_Task prompt_
All the records that follow need to be reproduced exactly. Omit the images.

*** Information supplied ***

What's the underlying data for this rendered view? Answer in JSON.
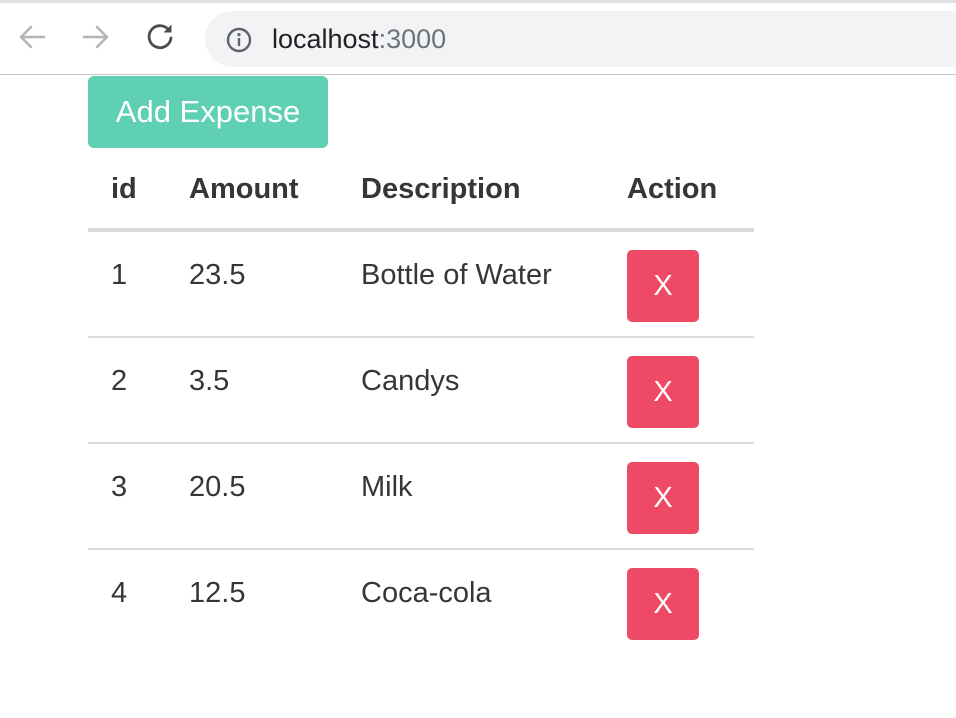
{
  "browser": {
    "url_host": "localhost",
    "url_port": ":3000"
  },
  "toolbar": {
    "add_label": "Add Expense"
  },
  "table": {
    "headers": {
      "id": "id",
      "amount": "Amount",
      "description": "Description",
      "action": "Action"
    },
    "rows": [
      {
        "id": "1",
        "amount": "23.5",
        "description": "Bottle of Water",
        "delete_label": "X"
      },
      {
        "id": "2",
        "amount": "3.5",
        "description": "Candys",
        "delete_label": "X"
      },
      {
        "id": "3",
        "amount": "20.5",
        "description": "Milk",
        "delete_label": "X"
      },
      {
        "id": "4",
        "amount": "12.5",
        "description": "Coca-cola",
        "delete_label": "X"
      }
    ]
  },
  "colors": {
    "add_button": "#5fd0b3",
    "delete_button": "#ee4a66"
  },
  "icons": {
    "back": "arrow-left-icon",
    "forward": "arrow-right-icon",
    "reload": "reload-icon",
    "site_info": "info-icon"
  }
}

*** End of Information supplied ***

_Result below_
What's the underlying data for this rendered view? Answer in JSON.
{
  "browser": {
    "url_host": "localhost",
    "url_port": ":3000"
  },
  "toolbar": {
    "add_label": "Add Expense"
  },
  "table": {
    "headers": {
      "id": "id",
      "amount": "Amount",
      "description": "Description",
      "action": "Action"
    },
    "rows": [
      {
        "id": "1",
        "amount": "23.5",
        "description": "Bottle of Water",
        "delete_label": "X"
      },
      {
        "id": "2",
        "amount": "3.5",
        "description": "Candys",
        "delete_label": "X"
      },
      {
        "id": "3",
        "amount": "20.5",
        "description": "Milk",
        "delete_label": "X"
      },
      {
        "id": "4",
        "amount": "12.5",
        "description": "Coca-cola",
        "delete_label": "X"
      }
    ]
  },
  "colors": {
    "add_button": "#5fd0b3",
    "delete_button": "#ee4a66"
  },
  "icons": {
    "back": "arrow-left-icon",
    "forward": "arrow-right-icon",
    "reload": "reload-icon",
    "site_info": "info-icon"
  }
}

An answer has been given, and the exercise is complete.